__Stored records__.
- Opening Delimiter -

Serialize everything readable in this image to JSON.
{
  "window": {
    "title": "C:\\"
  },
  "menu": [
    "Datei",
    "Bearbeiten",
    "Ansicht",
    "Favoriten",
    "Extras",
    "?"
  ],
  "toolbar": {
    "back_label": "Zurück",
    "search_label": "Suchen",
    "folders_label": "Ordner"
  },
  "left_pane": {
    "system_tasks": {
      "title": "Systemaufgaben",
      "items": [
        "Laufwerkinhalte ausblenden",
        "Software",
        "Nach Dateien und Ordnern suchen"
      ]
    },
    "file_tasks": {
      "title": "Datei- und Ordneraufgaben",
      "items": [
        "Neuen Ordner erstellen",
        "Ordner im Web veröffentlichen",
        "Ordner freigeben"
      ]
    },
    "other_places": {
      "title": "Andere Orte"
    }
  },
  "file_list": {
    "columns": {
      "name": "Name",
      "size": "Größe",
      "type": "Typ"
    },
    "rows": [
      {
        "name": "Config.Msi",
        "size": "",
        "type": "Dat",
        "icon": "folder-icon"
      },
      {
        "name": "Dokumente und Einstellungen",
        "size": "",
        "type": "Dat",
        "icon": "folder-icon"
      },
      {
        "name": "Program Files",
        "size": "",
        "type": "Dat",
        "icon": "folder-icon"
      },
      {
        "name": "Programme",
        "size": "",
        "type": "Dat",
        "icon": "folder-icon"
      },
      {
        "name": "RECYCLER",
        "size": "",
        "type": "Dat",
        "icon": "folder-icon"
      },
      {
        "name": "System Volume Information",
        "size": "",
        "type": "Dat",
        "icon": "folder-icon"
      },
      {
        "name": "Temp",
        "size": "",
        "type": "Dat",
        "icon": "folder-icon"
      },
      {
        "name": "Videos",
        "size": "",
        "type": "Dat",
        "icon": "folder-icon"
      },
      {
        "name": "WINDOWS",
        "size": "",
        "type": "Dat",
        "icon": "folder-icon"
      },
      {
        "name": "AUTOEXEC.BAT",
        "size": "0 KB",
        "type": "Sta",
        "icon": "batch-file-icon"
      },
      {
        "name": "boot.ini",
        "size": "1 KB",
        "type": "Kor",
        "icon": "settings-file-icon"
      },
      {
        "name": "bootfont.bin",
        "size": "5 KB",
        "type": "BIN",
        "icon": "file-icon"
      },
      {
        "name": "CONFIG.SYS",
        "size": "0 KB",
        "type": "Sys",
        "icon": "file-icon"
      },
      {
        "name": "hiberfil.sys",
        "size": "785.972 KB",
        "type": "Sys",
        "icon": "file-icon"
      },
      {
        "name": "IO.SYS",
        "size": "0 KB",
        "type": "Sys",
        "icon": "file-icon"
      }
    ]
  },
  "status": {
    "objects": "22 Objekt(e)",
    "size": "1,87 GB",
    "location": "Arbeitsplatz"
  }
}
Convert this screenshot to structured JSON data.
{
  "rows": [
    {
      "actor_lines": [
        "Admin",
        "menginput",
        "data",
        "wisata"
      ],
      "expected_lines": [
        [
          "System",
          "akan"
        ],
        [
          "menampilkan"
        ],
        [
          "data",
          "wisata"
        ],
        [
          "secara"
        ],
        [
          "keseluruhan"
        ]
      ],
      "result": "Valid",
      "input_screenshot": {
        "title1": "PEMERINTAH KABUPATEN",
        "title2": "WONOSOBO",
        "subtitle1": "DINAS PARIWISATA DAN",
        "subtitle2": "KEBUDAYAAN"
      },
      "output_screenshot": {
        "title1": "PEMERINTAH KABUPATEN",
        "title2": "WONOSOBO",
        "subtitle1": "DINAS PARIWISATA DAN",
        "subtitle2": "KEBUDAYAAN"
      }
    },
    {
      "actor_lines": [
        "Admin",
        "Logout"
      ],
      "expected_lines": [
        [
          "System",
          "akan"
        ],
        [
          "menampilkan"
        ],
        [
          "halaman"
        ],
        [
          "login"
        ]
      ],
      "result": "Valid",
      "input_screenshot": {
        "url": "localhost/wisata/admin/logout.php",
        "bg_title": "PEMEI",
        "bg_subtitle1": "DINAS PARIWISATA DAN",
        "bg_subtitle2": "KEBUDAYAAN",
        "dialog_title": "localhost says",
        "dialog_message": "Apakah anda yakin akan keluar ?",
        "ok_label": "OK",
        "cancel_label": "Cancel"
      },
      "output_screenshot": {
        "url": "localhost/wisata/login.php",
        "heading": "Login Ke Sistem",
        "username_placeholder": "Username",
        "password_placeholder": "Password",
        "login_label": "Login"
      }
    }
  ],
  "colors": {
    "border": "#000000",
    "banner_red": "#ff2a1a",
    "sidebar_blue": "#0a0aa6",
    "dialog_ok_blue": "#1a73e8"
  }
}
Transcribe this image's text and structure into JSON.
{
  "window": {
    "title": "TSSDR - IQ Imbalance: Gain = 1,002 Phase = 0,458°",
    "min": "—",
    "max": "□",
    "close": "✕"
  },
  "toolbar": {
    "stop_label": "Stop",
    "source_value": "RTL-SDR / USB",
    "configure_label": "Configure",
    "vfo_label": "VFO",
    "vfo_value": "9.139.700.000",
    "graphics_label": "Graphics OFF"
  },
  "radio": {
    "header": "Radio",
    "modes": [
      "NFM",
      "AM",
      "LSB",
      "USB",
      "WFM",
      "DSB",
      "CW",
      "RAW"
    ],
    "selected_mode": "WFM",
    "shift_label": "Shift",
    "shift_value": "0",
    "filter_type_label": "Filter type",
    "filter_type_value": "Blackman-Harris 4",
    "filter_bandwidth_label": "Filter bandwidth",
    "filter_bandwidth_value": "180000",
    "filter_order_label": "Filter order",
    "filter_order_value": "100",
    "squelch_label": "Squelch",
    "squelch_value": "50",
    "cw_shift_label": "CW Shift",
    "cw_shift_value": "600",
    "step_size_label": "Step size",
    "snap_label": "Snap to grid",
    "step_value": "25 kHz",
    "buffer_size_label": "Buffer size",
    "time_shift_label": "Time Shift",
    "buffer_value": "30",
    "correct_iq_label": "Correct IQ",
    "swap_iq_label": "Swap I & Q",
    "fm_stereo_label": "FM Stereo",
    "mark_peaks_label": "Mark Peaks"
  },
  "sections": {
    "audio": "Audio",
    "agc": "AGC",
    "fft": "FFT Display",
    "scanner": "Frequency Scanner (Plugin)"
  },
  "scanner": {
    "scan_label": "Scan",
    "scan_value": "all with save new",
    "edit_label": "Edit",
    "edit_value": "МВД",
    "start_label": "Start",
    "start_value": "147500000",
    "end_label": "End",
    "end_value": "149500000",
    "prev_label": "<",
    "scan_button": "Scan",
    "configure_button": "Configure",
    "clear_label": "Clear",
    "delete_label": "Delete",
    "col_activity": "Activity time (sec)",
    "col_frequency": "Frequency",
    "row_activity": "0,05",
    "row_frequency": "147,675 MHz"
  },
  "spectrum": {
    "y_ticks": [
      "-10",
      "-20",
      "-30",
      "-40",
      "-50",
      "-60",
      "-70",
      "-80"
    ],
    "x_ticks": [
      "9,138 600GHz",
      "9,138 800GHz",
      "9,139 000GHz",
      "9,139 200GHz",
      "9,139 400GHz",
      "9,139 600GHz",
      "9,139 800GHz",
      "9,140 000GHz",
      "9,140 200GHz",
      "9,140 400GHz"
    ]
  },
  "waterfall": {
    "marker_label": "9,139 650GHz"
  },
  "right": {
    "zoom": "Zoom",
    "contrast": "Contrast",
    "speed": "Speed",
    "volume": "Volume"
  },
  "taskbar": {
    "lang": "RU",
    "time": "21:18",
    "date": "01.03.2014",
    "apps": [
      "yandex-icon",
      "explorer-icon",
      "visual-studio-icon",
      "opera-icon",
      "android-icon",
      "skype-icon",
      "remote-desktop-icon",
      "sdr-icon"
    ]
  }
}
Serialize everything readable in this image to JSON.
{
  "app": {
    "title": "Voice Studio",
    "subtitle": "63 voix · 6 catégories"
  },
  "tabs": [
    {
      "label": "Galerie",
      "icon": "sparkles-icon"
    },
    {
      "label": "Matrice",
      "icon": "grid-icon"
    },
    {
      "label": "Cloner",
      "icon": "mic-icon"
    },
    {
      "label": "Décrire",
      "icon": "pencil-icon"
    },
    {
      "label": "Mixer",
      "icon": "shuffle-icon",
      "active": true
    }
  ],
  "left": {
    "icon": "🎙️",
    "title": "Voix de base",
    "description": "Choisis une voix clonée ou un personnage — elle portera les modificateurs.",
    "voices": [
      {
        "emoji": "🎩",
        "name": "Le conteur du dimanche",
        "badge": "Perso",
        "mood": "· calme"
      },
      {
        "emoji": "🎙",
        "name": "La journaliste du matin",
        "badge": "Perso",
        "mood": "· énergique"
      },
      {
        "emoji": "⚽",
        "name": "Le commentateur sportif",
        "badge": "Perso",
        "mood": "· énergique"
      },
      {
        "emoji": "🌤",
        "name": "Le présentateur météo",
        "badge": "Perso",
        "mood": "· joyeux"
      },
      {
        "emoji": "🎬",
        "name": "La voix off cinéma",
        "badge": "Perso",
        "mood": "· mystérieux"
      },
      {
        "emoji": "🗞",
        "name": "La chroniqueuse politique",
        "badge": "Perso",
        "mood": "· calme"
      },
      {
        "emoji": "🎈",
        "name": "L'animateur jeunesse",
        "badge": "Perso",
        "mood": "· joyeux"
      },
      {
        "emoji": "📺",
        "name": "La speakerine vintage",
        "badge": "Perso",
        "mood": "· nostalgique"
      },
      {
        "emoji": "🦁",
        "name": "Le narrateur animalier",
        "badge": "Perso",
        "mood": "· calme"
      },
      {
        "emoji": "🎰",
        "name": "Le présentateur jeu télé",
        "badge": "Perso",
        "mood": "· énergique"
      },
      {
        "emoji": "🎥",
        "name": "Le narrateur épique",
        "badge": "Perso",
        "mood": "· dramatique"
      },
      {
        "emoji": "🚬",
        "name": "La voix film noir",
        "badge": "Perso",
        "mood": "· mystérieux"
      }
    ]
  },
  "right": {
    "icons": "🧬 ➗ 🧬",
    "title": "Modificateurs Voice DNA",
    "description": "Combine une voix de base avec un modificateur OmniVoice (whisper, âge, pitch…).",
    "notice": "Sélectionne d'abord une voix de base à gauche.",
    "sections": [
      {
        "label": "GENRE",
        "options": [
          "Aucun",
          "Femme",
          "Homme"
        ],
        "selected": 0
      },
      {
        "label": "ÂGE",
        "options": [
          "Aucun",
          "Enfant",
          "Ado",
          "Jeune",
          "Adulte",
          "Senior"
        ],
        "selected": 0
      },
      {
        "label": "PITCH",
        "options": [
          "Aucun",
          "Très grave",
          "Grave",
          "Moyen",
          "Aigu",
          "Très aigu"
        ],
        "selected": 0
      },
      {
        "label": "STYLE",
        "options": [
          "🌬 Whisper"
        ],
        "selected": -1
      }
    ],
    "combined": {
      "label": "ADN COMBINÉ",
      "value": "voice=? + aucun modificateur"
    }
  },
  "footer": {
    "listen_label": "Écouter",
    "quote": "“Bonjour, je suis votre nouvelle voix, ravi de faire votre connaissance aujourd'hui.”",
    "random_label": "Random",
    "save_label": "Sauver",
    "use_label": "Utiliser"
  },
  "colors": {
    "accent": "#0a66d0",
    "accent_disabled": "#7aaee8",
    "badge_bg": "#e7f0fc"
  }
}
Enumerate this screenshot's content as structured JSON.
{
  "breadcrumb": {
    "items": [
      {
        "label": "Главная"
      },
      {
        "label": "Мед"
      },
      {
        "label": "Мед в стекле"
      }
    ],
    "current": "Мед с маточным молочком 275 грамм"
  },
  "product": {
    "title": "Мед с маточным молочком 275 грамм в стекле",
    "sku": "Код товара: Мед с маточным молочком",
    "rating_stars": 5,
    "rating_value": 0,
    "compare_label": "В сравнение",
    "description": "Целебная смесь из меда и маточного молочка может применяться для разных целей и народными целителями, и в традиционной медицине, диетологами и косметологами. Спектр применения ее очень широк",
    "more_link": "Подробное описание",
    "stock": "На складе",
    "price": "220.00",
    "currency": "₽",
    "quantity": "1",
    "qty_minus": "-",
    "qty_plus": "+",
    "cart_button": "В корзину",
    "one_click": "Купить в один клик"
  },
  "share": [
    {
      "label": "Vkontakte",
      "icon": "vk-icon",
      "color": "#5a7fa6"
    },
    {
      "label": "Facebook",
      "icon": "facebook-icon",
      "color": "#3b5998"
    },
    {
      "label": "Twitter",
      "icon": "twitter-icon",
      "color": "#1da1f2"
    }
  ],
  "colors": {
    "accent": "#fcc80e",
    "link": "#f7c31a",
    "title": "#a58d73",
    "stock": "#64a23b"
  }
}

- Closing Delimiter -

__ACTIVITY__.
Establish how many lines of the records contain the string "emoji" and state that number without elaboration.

__WRITTEN RESPONSE__.
12